▶ [DATASET ENTRIES]:
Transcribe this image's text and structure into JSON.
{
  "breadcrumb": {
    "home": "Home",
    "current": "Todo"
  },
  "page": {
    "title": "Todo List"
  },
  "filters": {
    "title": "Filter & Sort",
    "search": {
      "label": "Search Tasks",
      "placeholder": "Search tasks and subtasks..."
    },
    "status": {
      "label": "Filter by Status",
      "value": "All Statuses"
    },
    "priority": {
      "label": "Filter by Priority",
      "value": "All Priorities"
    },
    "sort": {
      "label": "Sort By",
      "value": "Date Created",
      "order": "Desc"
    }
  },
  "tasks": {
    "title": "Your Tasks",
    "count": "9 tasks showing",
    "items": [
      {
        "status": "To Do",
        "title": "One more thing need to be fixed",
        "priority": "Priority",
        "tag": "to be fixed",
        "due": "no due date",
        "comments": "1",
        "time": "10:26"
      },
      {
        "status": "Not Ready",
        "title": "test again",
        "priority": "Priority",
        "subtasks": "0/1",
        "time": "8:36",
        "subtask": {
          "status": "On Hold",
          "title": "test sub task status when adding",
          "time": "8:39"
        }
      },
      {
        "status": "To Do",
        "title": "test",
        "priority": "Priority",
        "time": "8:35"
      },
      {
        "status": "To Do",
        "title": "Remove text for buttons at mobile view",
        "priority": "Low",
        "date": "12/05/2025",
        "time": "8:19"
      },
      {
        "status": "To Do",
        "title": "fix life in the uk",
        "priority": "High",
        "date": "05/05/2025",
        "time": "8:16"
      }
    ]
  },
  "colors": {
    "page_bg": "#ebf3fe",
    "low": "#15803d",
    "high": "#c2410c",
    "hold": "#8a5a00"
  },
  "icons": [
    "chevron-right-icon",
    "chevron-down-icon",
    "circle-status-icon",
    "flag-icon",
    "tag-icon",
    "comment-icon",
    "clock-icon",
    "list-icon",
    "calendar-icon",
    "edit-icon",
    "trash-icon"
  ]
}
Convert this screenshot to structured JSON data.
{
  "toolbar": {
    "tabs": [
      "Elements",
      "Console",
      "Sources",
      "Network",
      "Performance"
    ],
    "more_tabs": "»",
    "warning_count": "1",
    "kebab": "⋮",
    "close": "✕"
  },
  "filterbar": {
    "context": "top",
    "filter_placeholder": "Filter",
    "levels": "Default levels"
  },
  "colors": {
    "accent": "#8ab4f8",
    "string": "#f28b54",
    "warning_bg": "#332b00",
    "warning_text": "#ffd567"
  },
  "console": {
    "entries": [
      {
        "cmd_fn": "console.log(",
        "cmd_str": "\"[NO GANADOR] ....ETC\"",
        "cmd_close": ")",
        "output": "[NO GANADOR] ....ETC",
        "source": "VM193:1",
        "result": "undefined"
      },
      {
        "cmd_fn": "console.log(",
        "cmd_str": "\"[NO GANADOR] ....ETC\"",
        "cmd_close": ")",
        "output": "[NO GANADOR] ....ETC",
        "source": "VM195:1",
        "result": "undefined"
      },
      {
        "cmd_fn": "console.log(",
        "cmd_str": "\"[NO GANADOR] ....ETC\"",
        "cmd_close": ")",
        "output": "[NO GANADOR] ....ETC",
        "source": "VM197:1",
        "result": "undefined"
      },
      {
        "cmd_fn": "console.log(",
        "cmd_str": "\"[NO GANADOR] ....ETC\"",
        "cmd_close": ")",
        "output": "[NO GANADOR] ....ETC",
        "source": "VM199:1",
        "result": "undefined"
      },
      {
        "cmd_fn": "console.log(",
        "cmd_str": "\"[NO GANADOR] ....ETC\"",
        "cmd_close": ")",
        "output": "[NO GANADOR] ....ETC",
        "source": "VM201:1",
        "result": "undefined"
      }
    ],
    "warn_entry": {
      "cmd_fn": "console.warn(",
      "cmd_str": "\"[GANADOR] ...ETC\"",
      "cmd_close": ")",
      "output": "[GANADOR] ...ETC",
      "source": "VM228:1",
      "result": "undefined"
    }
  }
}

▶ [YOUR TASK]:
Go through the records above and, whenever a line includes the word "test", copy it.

▶ [SOLUTION TO THIS TASK]:
        "title": "test again",
          "title": "test sub task status when adding",
        "title": "test",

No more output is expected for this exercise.